* _Web page and app entries_
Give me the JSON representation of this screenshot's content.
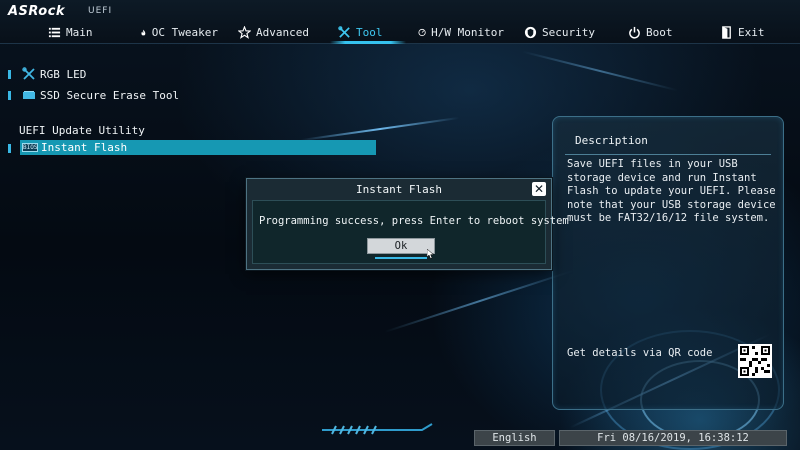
{
  "brand": {
    "name": "ASRock",
    "sub": "UEFI"
  },
  "tabs": [
    {
      "label": "Main",
      "icon": "list-icon"
    },
    {
      "label": "OC Tweaker",
      "icon": "flame-icon"
    },
    {
      "label": "Advanced",
      "icon": "star-icon"
    },
    {
      "label": "Tool",
      "icon": "tools-icon",
      "active": true
    },
    {
      "label": "H/W Monitor",
      "icon": "monitor-gauge-icon"
    },
    {
      "label": "Security",
      "icon": "shield-icon"
    },
    {
      "label": "Boot",
      "icon": "power-icon"
    },
    {
      "label": "Exit",
      "icon": "exit-door-icon"
    }
  ],
  "menu": {
    "items": [
      {
        "label": "RGB LED",
        "icon": "wrench-screwdriver-icon"
      },
      {
        "label": "SSD Secure Erase Tool",
        "icon": "ssd-icon"
      }
    ],
    "section_label": "UEFI Update Utility",
    "selected": {
      "label": "Instant Flash",
      "chip": "BIOS",
      "icon": "bios-chip-icon"
    }
  },
  "description": {
    "title": "Description",
    "body": "Save UEFI files in your USB storage device and run Instant Flash to update your UEFI. Please note that your USB storage device must be FAT32/16/12 file system.",
    "qr_label": "Get details via QR code",
    "qr_icon": "qr-code-icon"
  },
  "dialog": {
    "title": "Instant Flash",
    "close": "✕",
    "message": "Programming success, press Enter to reboot system",
    "ok_label": "Ok"
  },
  "status": {
    "language": "English",
    "datetime": "Fri 08/16/2019, 16:38:12"
  },
  "colors": {
    "accent": "#36c2ee",
    "selection": "#1698b3",
    "panel_border": "#3c6f88",
    "dialog_bg": "#1b2b34"
  }
}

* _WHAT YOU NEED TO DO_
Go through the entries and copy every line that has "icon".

* _YOUR SOLUTION_
      "icon": "list-icon"
      "icon": "flame-icon"
      "icon": "star-icon"
      "icon": "tools-icon",
      "icon": "monitor-gauge-icon"
      "icon": "shield-icon"
      "icon": "power-icon"
      "icon": "exit-door-icon"
        "icon": "wrench-screwdriver-icon"
        "icon": "ssd-icon"
      "icon": "bios-chip-icon"
    "qr_icon": "qr-code-icon"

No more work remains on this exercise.